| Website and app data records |

===============

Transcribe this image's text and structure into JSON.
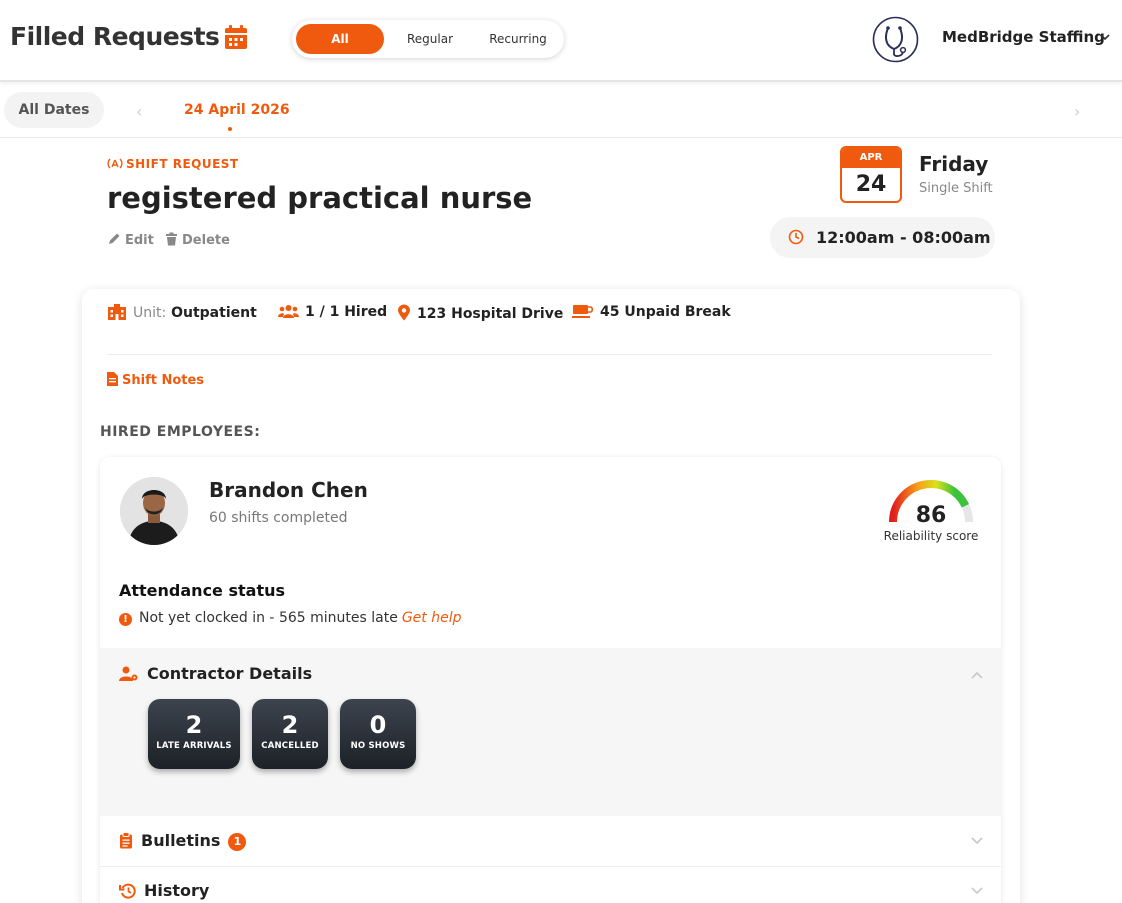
{
  "header": {
    "title": "Filled Requests",
    "filters": [
      "All",
      "Regular",
      "Recurring"
    ],
    "active_filter": "All",
    "org_name": "MedBridge Staffing"
  },
  "datebar": {
    "all_dates_label": "All Dates",
    "current_date": "24 April 2026"
  },
  "shift": {
    "tag": "SHIFT REQUEST",
    "title": "registered practical nurse",
    "edit_label": "Edit",
    "delete_label": "Delete",
    "month": "APR",
    "day": "24",
    "weekday": "Friday",
    "shift_type": "Single Shift",
    "time": "12:00am - 08:00am"
  },
  "details": {
    "unit_label": "Unit:",
    "unit_value": "Outpatient",
    "hired": "1 / 1 Hired",
    "address": "123 Hospital Drive",
    "break": "45 Unpaid Break",
    "notes_label": "Shift Notes",
    "hired_heading": "HIRED EMPLOYEES:"
  },
  "employee": {
    "name": "Brandon Chen",
    "shifts": "60 shifts completed",
    "score": 0.86,
    "score_text": "86",
    "score_label": "Reliability score",
    "attendance_heading": "Attendance status",
    "attendance_text": "Not yet clocked in - 565 minutes late",
    "get_help": "Get help"
  },
  "contractor": {
    "heading": "Contractor Details",
    "stats": [
      {
        "value": "2",
        "label": "LATE ARRIVALS"
      },
      {
        "value": "2",
        "label": "CANCELLED"
      },
      {
        "value": "0",
        "label": "NO SHOWS"
      }
    ]
  },
  "sections": {
    "bulletins": "Bulletins",
    "bulletins_count": "1",
    "history": "History"
  },
  "colors": {
    "accent": "#f05a0e",
    "dark": "#222222"
  },
  "icons": {
    "calendar": "calendar-icon",
    "logo": "stethoscope-logo-icon",
    "chevron": "chevron-down-icon"
  }
}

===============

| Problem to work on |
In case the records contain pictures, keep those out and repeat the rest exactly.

| Answer to this problem |
Transcribe this image's text and structure into JSON.
{
  "header": {
    "title": "Filled Requests",
    "filters": [
      "All",
      "Regular",
      "Recurring"
    ],
    "active_filter": "All",
    "org_name": "MedBridge Staffing"
  },
  "datebar": {
    "all_dates_label": "All Dates",
    "current_date": "24 April 2026"
  },
  "shift": {
    "tag": "SHIFT REQUEST",
    "title": "registered practical nurse",
    "edit_label": "Edit",
    "delete_label": "Delete",
    "month": "APR",
    "day": "24",
    "weekday": "Friday",
    "shift_type": "Single Shift",
    "time": "12:00am - 08:00am"
  },
  "details": {
    "unit_label": "Unit:",
    "unit_value": "Outpatient",
    "hired": "1 / 1 Hired",
    "address": "123 Hospital Drive",
    "break": "45 Unpaid Break",
    "notes_label": "Shift Notes",
    "hired_heading": "HIRED EMPLOYEES:"
  },
  "employee": {
    "name": "Brandon Chen",
    "shifts": "60 shifts completed",
    "score": 0.86,
    "score_text": "86",
    "score_label": "Reliability score",
    "attendance_heading": "Attendance status",
    "attendance_text": "Not yet clocked in - 565 minutes late",
    "get_help": "Get help"
  },
  "contractor": {
    "heading": "Contractor Details",
    "stats": [
      {
        "value": "2",
        "label": "LATE ARRIVALS"
      },
      {
        "value": "2",
        "label": "CANCELLED"
      },
      {
        "value": "0",
        "label": "NO SHOWS"
      }
    ]
  },
  "sections": {
    "bulletins": "Bulletins",
    "bulletins_count": "1",
    "history": "History"
  },
  "colors": {
    "accent": "#f05a0e",
    "dark": "#222222"
  },
  "icons": {
    "calendar": "calendar-icon",
    "logo": "stethoscope-logo-icon",
    "chevron": "chevron-down-icon"
  }
}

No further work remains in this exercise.